In May 2015, casual examination of leaflets of Phoenix roebelenii O'Brien (Arecales: Arecaceae) in a public garden of the urban area of Dracena (21.483589°S, 51.533147°W), in the western region of the state of São Paulo, southeastern Brazil, and of leaflets of C. nucifera and Rhapis excelsa (Thunb.) A. Henry (Arecales: Arecaceae), from a private property (21.464086°S, 51.549114°W) in the outskirts of Dracena, showed the presence of mites similar to R. indica. On both properties, the plants had been established in the ground for a long time. Mite samples were collected in 70% ethanol, and representatives were slide-mounted in Hoyer's medium for examination with phase contrast microscopy. Voucher specimens were deposited in the Mite Reference collection at the Acarology Laboratory, Departamento de Entomologia e Acarologia, Escola Superior de Agricultura “Luiz de Queiroz,” Universidade de São Paulo, in Piracicaba, São Paulo, Brazil.
Leaflets examined showed typical symptoms of attack by the red palm mite, characterized by severe yellowing of the leaflets, especially those of coconut plantlets (Fig. 1). All red palm mite developmental stages and numerous exuviae were found on the 3 hosts (Fig. 2A–D), suggesting that this mite may have been in Dracena for some time. A memorandum documenting the red palm mite was sent to the Plant Health Service of the Brazilian Ministry of Agriculture, at São Paulo, on 1 Jun 2015 to prompt the adoption of appropriate measures.

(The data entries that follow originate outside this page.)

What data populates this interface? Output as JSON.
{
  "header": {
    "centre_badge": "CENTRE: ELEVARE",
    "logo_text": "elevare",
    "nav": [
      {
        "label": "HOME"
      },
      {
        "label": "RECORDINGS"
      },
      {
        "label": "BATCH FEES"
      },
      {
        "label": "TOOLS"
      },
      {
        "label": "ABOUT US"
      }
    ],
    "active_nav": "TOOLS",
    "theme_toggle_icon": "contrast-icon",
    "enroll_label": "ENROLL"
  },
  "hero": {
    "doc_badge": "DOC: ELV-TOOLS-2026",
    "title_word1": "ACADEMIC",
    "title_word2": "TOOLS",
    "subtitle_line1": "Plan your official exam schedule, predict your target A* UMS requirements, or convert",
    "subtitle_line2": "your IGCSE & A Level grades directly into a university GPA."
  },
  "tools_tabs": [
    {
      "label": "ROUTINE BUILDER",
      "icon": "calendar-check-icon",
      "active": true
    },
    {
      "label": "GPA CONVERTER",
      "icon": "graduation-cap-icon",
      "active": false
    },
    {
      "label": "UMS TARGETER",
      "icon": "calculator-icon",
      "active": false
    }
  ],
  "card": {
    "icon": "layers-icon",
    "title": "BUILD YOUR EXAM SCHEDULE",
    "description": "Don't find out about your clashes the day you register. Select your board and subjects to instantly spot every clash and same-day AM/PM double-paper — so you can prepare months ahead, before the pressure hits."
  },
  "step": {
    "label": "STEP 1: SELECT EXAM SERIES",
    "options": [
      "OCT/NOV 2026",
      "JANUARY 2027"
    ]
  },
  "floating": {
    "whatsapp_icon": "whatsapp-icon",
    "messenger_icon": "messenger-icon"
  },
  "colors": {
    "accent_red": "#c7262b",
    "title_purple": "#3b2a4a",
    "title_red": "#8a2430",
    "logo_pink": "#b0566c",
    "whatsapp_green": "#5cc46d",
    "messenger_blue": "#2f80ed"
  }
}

Finding the red palm mite in Dracena, about 2,300 km from the next nearest known occurrence in Brazil, represents a major expansion in distribution. In an estimate of the potential geographic distribution of the red palm mite in South America, Amaro & Morais (2013) concluded that the environmental conditions of Dracena (CEPAGRI 2015) makes it only marginally suitable to support the red palm mite. The great distance and the presence of the Amazon forest between Dracena and Manaus suggests that spread of the red palm mite via natural dispersion to São Paulo is unlikely, and that the red palm mite reached the state of São Paulo by transportation of host plants, probably coconut or ornamental Arecaceae.
Based on these observations and the extent of trade and traffic between São Paulo and northeastern Brazil, it seems that the arrival of R. indica to that region is imminent. Because the prevailing climatic conditions of low rainfall and high temperature are favorable for the development of the red palm mite (Nagesha-Chandra & Channabasavanna 1983; Taylor et al. 2012), introduction of the red palm mite to northeastern Brazil, which is the major regional producer of coconuts, is likely to significantly impact the coconut industry in the region (Navia et al. 2011; Gondim et al. 2012; Amaro & Morais 2013).
Brazil is the 4th largest coconut producer, after Indonesia, the Philippines, and India (FAO 2013), and the 3 largest producing states in Brazil (Bahia, Ceará, and Sergipe) are located in the northeastern region (IBGE 2010). The arrival of R. indica to those states has the potential to cause heavy economic loss and social and cultural disturbance. Thus, efforts should be made to reduce the possibility of the spread of the red palm mite to those states.
We are extremely grateful to Coordenação de Aperfeiçoamento de Pessoal de Nível Superior (CAPES) and to Conselho Nacional de Desenvolvimento Científico e Tecnológico (CNPq) for the research fellowships to the authors.